What are the symptoms of salmonellosis?

The most (in)famous calling cards of salmonellosis are severe abdominal cramps, fever, and frequent bouts of diarrhea. In addition to these, the patient may also experience headaches, chills, nausea and vomiting, muscle pain, and dizziness. Please note that bloody stools, a fever over 38°C (or about 100.5°F), and jaundice-like symptoms are not normal and may indicate a more serious infection. In these cases, a trip to the hospital may be warranted!

Can salmonellosis be cured?

Yes, though the cure is often just waiting for the infection to run its course—and anyone who’s ever had food poisoning will tell you that doing so is unpleasant. Extremely unpleasant. Like, “Maybe dying would actually be preferable to living through this?” unpleasant. Still, the sickness will typically go away on its own within four to seven days.

When dealing with salmonellosis, it’s absolutely critical for the patient to stay hydrated in spite of any diarrhea/vomiting that they’re experiencing. If they begin feeling (or showing) any symptoms of acute dehydration, or the vomiting/diarrhea is absolutely unrelenting, then emergency medical treatment may be required.

It’s not unheard of for some salmonella infections to spread to the bloodstream and then to other organs, and in these cases, the illness can be fatal. Again, if the patient is experiencing severe symptoms, they should go to a hospital! A regimen of antibiotics can help clear up the infection before it does any more damage.

What precautions should I take to avoid being infected with salmonella?

Good question! Here are a few tips for avoiding salmonellosis:

  • Take food safety seriously. This includes washing all surfaces thoroughly, cleaning your hands before and after handling the food (and after using the restroom), and rotating out your dish towels every day. To avoid cross-contamination, wash your hands and switch utensils between working with different kinds of foods; don’t slice a tomato with the same knife that you already used to cut up raw chicken! And be sure to keep any items that are not shelf-stable (including leftovers) in the refrigerator until you’re ready to heat or eat them. Never consume raw or undercooked meat!
  • Practice good hygiene habits during and after interacting with animals. While we really don’t advocate bothering wild animals at all, we understand that stuff happens—especially when small children are involved. And it’s not unheard of for humans to contract salmonellosis from their pets. So anytime you have an encounter with an animal, be smart about it: don’t share your food or your water bottle with it, don’t kiss or put the animal near your mouth, and avoid the animal’s feces and urine.

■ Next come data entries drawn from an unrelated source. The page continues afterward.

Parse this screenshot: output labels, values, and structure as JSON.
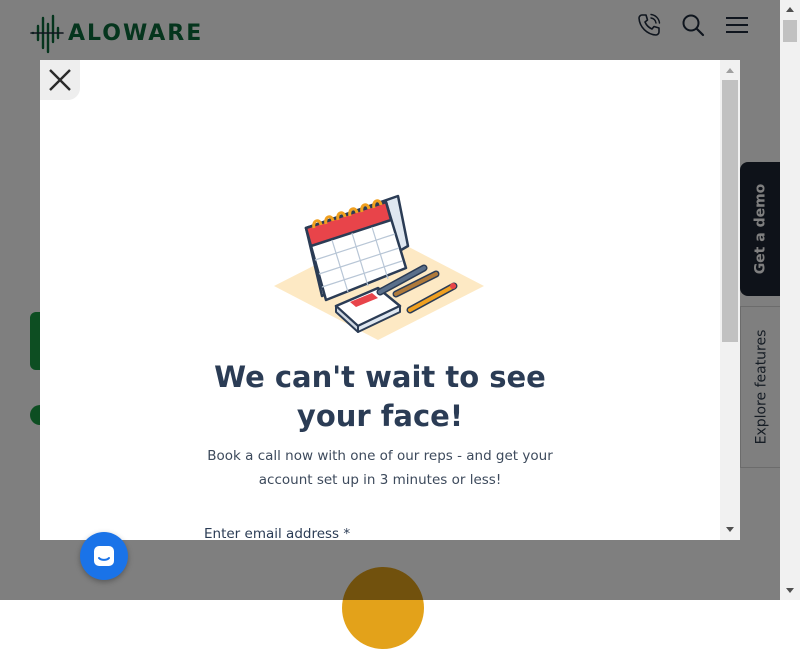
{
  "header": {
    "logo_text": "ALOWARE",
    "icons": [
      "phone-icon",
      "search-icon",
      "hamburger-menu-icon"
    ]
  },
  "side_tabs": {
    "demo_label": "Get a demo",
    "features_label": "Explore features"
  },
  "modal": {
    "title_line1": "We can't wait to see",
    "title_line2": "your face!",
    "desc_line1": "Book a call now with one of our reps - and get your",
    "desc_line2": "account set up in 3 minutes or less!",
    "email_label": "Enter email address *"
  },
  "colors": {
    "brand_green": "#0b6b3a",
    "title": "#2b3c55",
    "chat": "#1a73e8",
    "demo_tab": "#1c2533"
  }
}
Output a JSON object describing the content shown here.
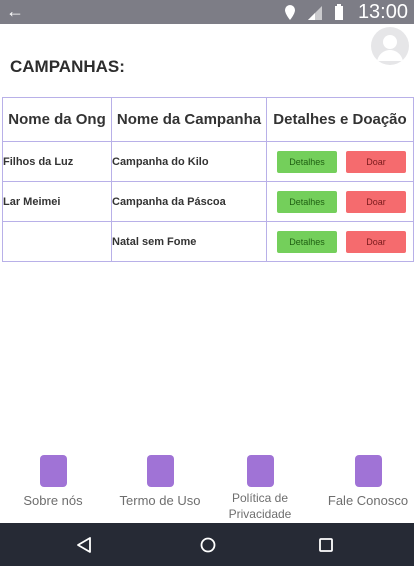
{
  "status": {
    "time": "13:00"
  },
  "page": {
    "title": "CAMPANHAS:"
  },
  "table": {
    "headers": [
      "Nome da Ong",
      "Nome da Campanha",
      "Detalhes e Doação"
    ],
    "rows": [
      {
        "ong": "Filhos da Luz",
        "campanha": "Campanha do Kilo",
        "details": "Detalhes",
        "donate": "Doar"
      },
      {
        "ong": "Lar Meimei",
        "campanha": "Campanha da Páscoa",
        "details": "Detalhes",
        "donate": "Doar"
      },
      {
        "ong": "",
        "campanha": "Natal sem Fome",
        "details": "Detalhes",
        "donate": "Doar"
      }
    ]
  },
  "footer": {
    "items": [
      {
        "label": "Sobre nós",
        "icon": "info-square-icon"
      },
      {
        "label": "Termo de Uso",
        "icon": "document-square-icon"
      },
      {
        "label": "Política de Privacidade",
        "icon": "privacy-square-icon"
      },
      {
        "label": "Fale Conosco",
        "icon": "contact-square-icon"
      }
    ]
  },
  "system_nav": {
    "icons": [
      "back-triangle-icon",
      "home-circle-icon",
      "recents-square-icon"
    ]
  },
  "colors": {
    "status_bar": "#7d7d86",
    "details_button": "#74cf5b",
    "donate_button": "#f56b6e",
    "table_border": "#b8b0e8",
    "footer_icon": "#a073d6",
    "system_bar": "#262a35"
  }
}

After you’re done touching or handling the critter, clean your hands (and arms, and anywhere else on your body that the animal touched) thoroughly using sanitizing gel or soap and water. Small children may need to be reminded (or nagged) to do this, so don’t let them get away with blowing it off!
  • Evict wild animals that have infiltrated your home and/or your property. As we said earlier, salmonella is one of many diseases that wild animals can carry and spread; dust from dried urine or feces can easily get into your house’s ventilation system when an animal is hiding in the attic or chimney, and humans often learn of an infestation when they accidentally touch fresh “leavings.” Pest animals are also known to raid human homes for food and supplies, and whatever they touch but don’t take can become a vessel for bacteria. Having an animal removed from your home by a trained professional is essentially telling it, “You and your germs are not welcome here!”


Some methods of avoiding salmonellosis are no-brainers (“Don’t stick a wild lizard in your mouth!”), some are a little more complex (“Always cook meats to a safe temperature!”), and some may even feel a bit like a nuclear option (“If you find squirrels in your attic or chimney, you need to have a professional round them up and relocate them ASAP!”). But here’s the bottom line: while salmonellosis infections are usually not fatal, they’re absolutely not fun to deal with. So please, folks: do whatever you can to stay as far away from dangerous salmonella bacteria as possible!


Photo courtesy of Sofie Sitters on FreeImages